individuals ages 17–22 years.
The second research article includes parents from a previously published twocenter
study in Ireland and the United Kingdom. The aim was to analyze parents’
experiences with parent-led articulation therapy (PLAT) following in-depth training. After
a detailed outline is provided regarding inclusion and teaching of the participants, four
main themes are identified. These include growth of parents, undertaking PLAT,
changes in children, and the future. Ultimately, the majority of parents are in favor of a
parent-led therapy approach with the caveat that in-depth training and direct supervision
from a speech-language pathologist is needed.
The third article, a tutorial, addresses the research–clinical practice gap. A
description is provided of a perceptual speech assessment protocol for cleft palate
speech, to enable clinical data to be used for research purposes. The article provides
detail related to determining the most appropriate standardized assessment tools as well
as the best ways to collect and analyze this data. Further details related to
implementation within the clinical setting are outlined. The data is easily accessible
through networking between cleft teams and Sweden’s national cleft lip and palate
registry, making retrospective research attainable in a clinical setting.
This SIG 5 activity analyzes the relationship between the opioid crisis and cleft lip and palate care across the life span. Two main themes of prevention and treatment after exposure are explained. The articles outline alternatives to opioid use after cleft-related surgeries, impacts on infants and children who were exposed in utero, and velopharyngeal insufficiency treatment after substance abuse.
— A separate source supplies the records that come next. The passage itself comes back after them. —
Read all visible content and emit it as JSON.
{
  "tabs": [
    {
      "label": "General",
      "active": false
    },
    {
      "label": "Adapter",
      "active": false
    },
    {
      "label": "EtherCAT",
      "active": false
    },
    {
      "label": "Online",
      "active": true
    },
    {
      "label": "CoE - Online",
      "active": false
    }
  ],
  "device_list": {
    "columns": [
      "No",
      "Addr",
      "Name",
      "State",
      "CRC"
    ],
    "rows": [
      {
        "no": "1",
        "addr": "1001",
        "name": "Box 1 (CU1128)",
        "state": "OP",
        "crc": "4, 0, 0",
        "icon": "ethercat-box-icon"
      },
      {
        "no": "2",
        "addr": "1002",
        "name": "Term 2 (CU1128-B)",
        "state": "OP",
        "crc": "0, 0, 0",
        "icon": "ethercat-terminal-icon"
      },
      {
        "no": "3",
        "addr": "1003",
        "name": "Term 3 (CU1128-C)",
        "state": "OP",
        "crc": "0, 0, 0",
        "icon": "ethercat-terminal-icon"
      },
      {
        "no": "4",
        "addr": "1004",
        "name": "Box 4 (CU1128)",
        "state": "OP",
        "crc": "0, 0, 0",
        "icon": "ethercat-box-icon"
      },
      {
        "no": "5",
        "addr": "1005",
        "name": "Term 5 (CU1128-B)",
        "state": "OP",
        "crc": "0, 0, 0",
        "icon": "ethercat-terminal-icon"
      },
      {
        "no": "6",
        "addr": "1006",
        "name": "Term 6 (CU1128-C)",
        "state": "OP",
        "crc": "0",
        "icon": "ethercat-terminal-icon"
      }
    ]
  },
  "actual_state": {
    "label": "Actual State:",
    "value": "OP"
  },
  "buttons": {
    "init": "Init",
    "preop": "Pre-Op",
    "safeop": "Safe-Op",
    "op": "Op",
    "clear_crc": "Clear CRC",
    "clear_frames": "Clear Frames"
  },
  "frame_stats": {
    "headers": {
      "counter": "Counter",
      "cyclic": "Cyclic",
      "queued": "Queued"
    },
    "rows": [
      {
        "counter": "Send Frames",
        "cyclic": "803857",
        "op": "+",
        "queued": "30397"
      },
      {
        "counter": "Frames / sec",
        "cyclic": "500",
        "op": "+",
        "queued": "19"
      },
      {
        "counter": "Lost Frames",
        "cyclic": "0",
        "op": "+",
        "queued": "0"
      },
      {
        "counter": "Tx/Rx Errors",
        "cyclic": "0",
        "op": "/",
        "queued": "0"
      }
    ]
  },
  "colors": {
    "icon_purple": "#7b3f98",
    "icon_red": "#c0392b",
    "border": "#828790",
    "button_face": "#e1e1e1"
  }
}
This Perspectives activity highlights two articles with objective measures for both evaluation and treatment of velopharyngeal dysfunction. The first article discusses the palatal closure efficiency (PaCE) index. This is an aerodynamic tool used to estimate the velopharyngeal opening during certain speech contexts. This is done by measuring a percentage of change between nasal and oral cognates of an individual. The second article describes the nasometer in depth, highlighting its use as an evaluation and treatment tool for decreasing hypernasality. It goes into further detail on the differences between hypernasality and measured nasalance, highlighting both strengths and limitations of the nasalance score.